2011 was a simpler time.
Since then, NATO has intervened in Libya, following Arab Spring uprisings there. The return of Russia as an aggressive power in Ukraine has brought the alliance back to its original purpose – the defence of Europe. The alliance also faces the emergence of a frightening new foe in the Middle East – the Islamic State (also known as ISIS – the Islamic State in Iraq & Syria, or ISIL – the Islamic State in Iraq and the Levant), a fundamentalist jihadist group that seeks the establishment of an extremist theocratic caliphate across the region. When you have an organization that puts NATO and al-Qaeda on the same side, you have some seriously bad people.
For much of the past year, ISIS has engaged in a brutal campaign across Syria and northern Iraq, which has been noted for its extreme brutality. Unlike other terrorist groups, ISIS has chosen to act as a sovereign entity, deploying extensive arsenals (such as artillery) into its battles in Syria and Iraq. In the words of U.S. Secretary of Defense Chuck Hagel, “[they are] as sophisticated and well-funded as any group that we have seen. They’re beyond just a terrorist group“. The organization has become well-known for its beheadings of American journalists, James Foley and Steven Sotloff. It has captured numerous cities in Iraq, and has slaughtered thousands of Christian, Yazidi, and Muslim Iraqi civilians. It is an organization with a toxic ideology that forbids everything from music to the worship of any other religious faith. President Obama has characterized ISIS as having an “ideology of [no] value to human beings. Their ideology is bankrupt.” In a time where the use of force by states is heavily debated (and rightly so), it is very difficult to argue that ISIS is anything but evil, and a cancer on civilization that needs to be stopped and eradicated.
Last week, NATO wrapped up its summit in Wales, with ISIS and Russia’s aggression in Ukraine topping the agenda. Out of the summit came a commitment for a strong military campaign against ISIS by the NATO allies, with the U.S. currently taking the lead by launching a series of air strikes against ISIS targets in Iraq. For its part, Canada has pledged to deploy a small contingent of special forces soldiers to northern Iraq to serve as military advisors.
Such deployments are always controversial – most people abhor war, and don’t want to see their fellow citizens killed in a foreign land. The fact that it also happens to be in Iraq carries some pretty significant political baggage as well. People are right to question the deployment of Canadian Forces to the Middle East, and NATO’s involvement more broadly. However, unlike previous Western adventures in Iraq, fighting ISIS is a geopolitical and moral imperative. ISIS has lead a campaign of murder, genocide, and fear across the Middle East, with the goal of creating one of the most dangerous states in recent history. We in Canada, and in the NATO nations, cannot sit idly by as they rampage across Iraq and Syria.
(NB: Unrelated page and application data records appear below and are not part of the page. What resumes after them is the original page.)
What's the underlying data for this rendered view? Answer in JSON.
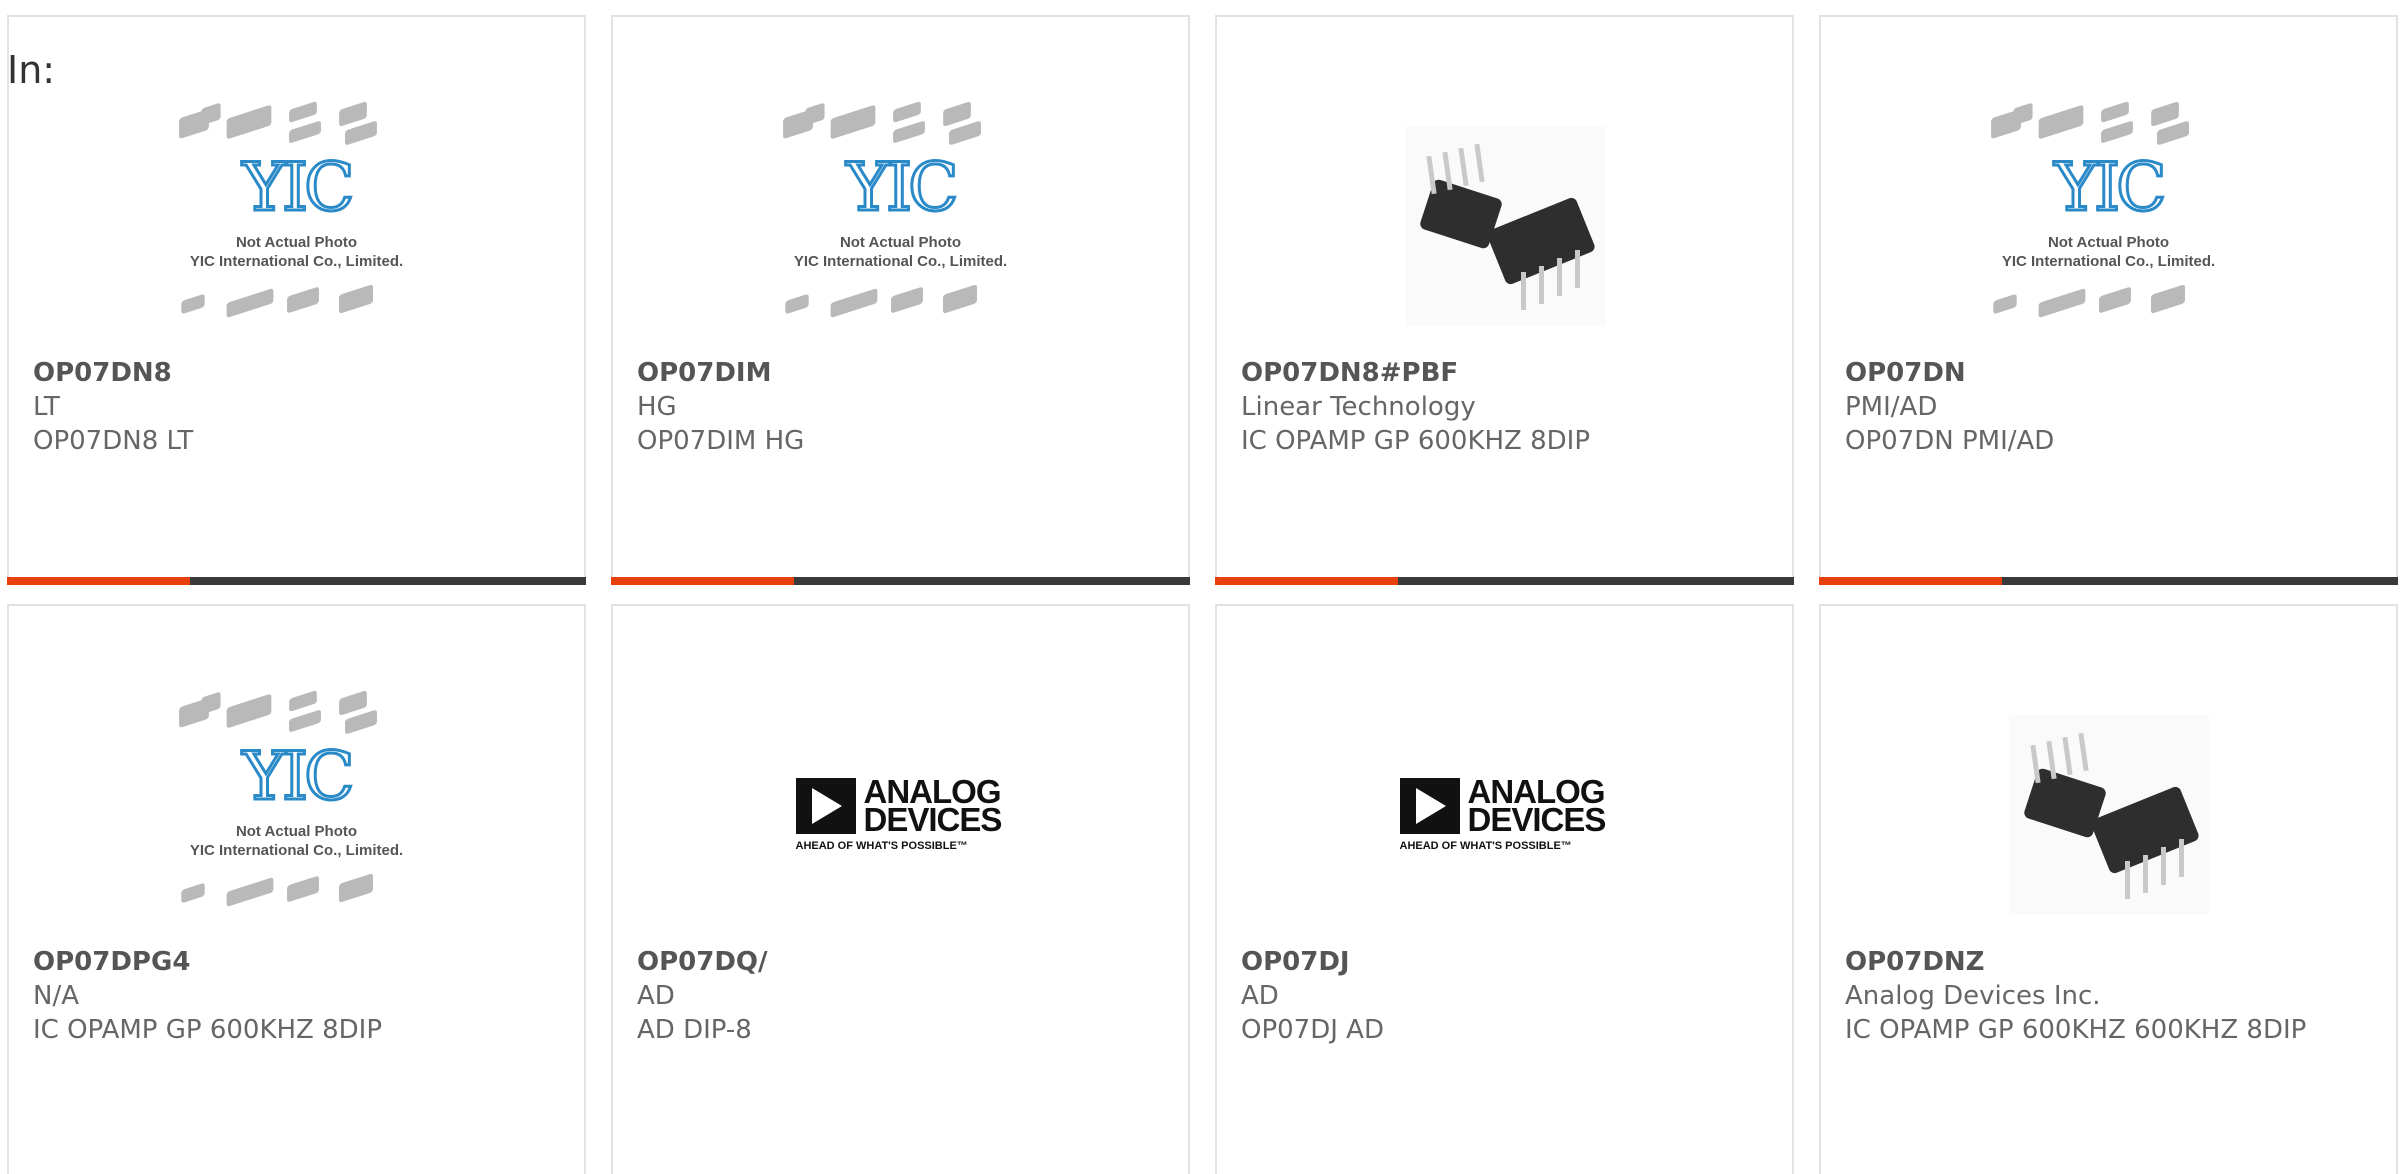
{
  "page": {
    "label": "In:"
  },
  "placeholder_caption": {
    "line1": "Not Actual Photo",
    "line2": "YIC International Co., Limited."
  },
  "logo_text": {
    "yic": "YIC",
    "analog_line1": "ANALOG",
    "analog_line2": "DEVICES",
    "analog_tagline": "AHEAD OF WHAT'S POSSIBLE™"
  },
  "colors": {
    "accent": "#e8400c",
    "bar": "#3a3a3a",
    "yic_blue": "#2a8ac8"
  },
  "products": [
    {
      "part": "OP07DN8",
      "manufacturer": "LT",
      "description": "OP07DN8 LT",
      "image": "yic-placeholder"
    },
    {
      "part": "OP07DIM",
      "manufacturer": "HG",
      "description": "OP07DIM HG",
      "image": "yic-placeholder"
    },
    {
      "part": "OP07DN8#PBF",
      "manufacturer": "Linear Technology",
      "description": "IC OPAMP GP 600KHZ 8DIP",
      "image": "dip-photo"
    },
    {
      "part": "OP07DN",
      "manufacturer": "PMI/AD",
      "description": "OP07DN PMI/AD",
      "image": "yic-placeholder"
    },
    {
      "part": "OP07DPG4",
      "manufacturer": "N/A",
      "description": "IC OPAMP GP 600KHZ 8DIP",
      "image": "yic-placeholder"
    },
    {
      "part": "OP07DQ/",
      "manufacturer": "AD",
      "description": "AD DIP-8",
      "image": "analog-devices-logo"
    },
    {
      "part": "OP07DJ",
      "manufacturer": "AD",
      "description": "OP07DJ AD",
      "image": "analog-devices-logo"
    },
    {
      "part": "OP07DNZ",
      "manufacturer": "Analog Devices Inc.",
      "description": "IC OPAMP GP 600KHZ 600KHZ 8DIP",
      "image": "dip-photo"
    }
  ]
}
No one wants to see the blood of Canadian soldiers shed (and in this current deployment, it is highly unlikely that any harm will come to them), but the price of ignoring the conflict is the blood of thousands of Iraqis and Syrians, and an unstable and frightening future.
The conflict is very complicated, and any military involvement, be it ground troops or air strikes, requires careful consideration. After all, the emergence of ISIS is a direct result of the United States’ invasion and occupation of Iraq. Our involvement must be limited to only what is absolutely necessary, and the sole objective should be the defeat of ISIS. It is also important, in the words of Justin Trudeau, to understand the root causes of this extremism – especially why so many young men from decently well-off and diverse backgrounds in Western countries, such as University of Ottawa student John Maguire, are going to the Middle East to join the ISIS cause. It is a troubling phenomenon, and one worthy of significant attention.
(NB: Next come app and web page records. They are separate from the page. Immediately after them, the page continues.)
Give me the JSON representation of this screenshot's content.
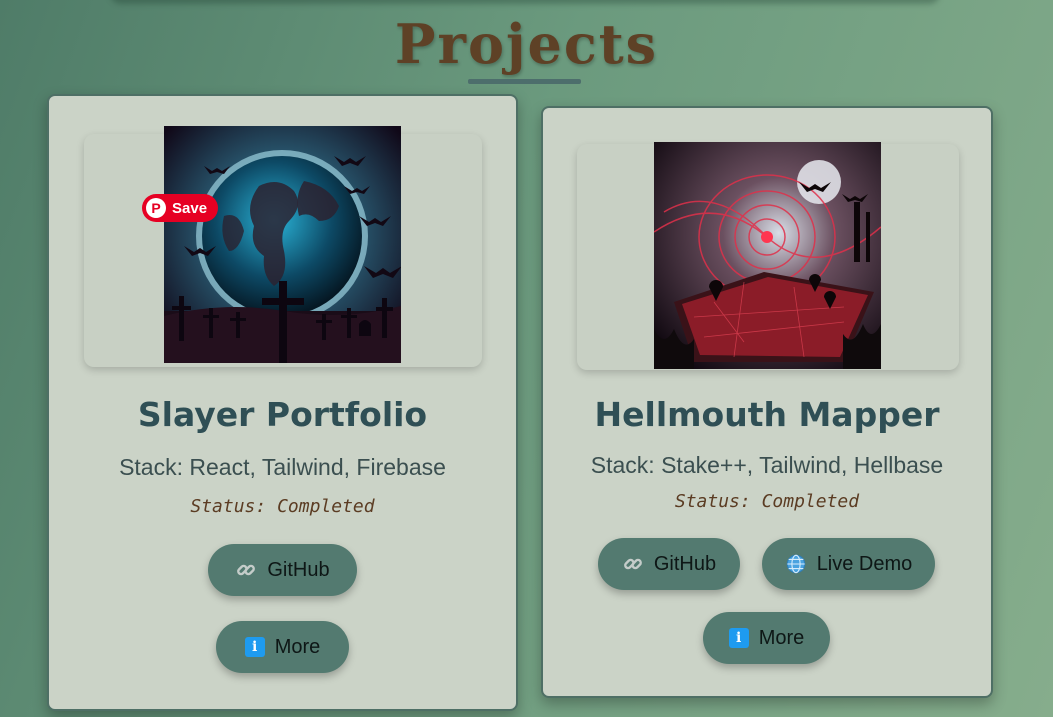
{
  "page": {
    "heading": "Projects"
  },
  "projects": [
    {
      "title": "Slayer Portfolio",
      "stack": "Stack: React, Tailwind, Firebase",
      "status": "Status: Completed",
      "save_label": "Save",
      "buttons": {
        "github": "GitHub",
        "more": "More"
      }
    },
    {
      "title": "Hellmouth Mapper",
      "stack": "Stack: Stake++, Tailwind, Hellbase",
      "status": "Status: Completed",
      "buttons": {
        "github": "GitHub",
        "live_demo": "Live Demo",
        "more": "More"
      }
    }
  ],
  "icons": {
    "github": "link-icon",
    "live_demo": "globe-icon",
    "more": "info-icon",
    "save": "pinterest-icon"
  },
  "colors": {
    "heading": "#5e4126",
    "card_bg": "#cbd3c7",
    "button_bg": "#537a70",
    "pinterest_red": "#e60023",
    "status_text": "#5b3c23"
  }
}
War is rarely the way to go, but we must not be naïve in thinking that we live in a world where it is no longer necessary. This time, the West is fighting the right fight in Iraq.
Banner photograph by Wanderer Online Photography Editor Antony Ta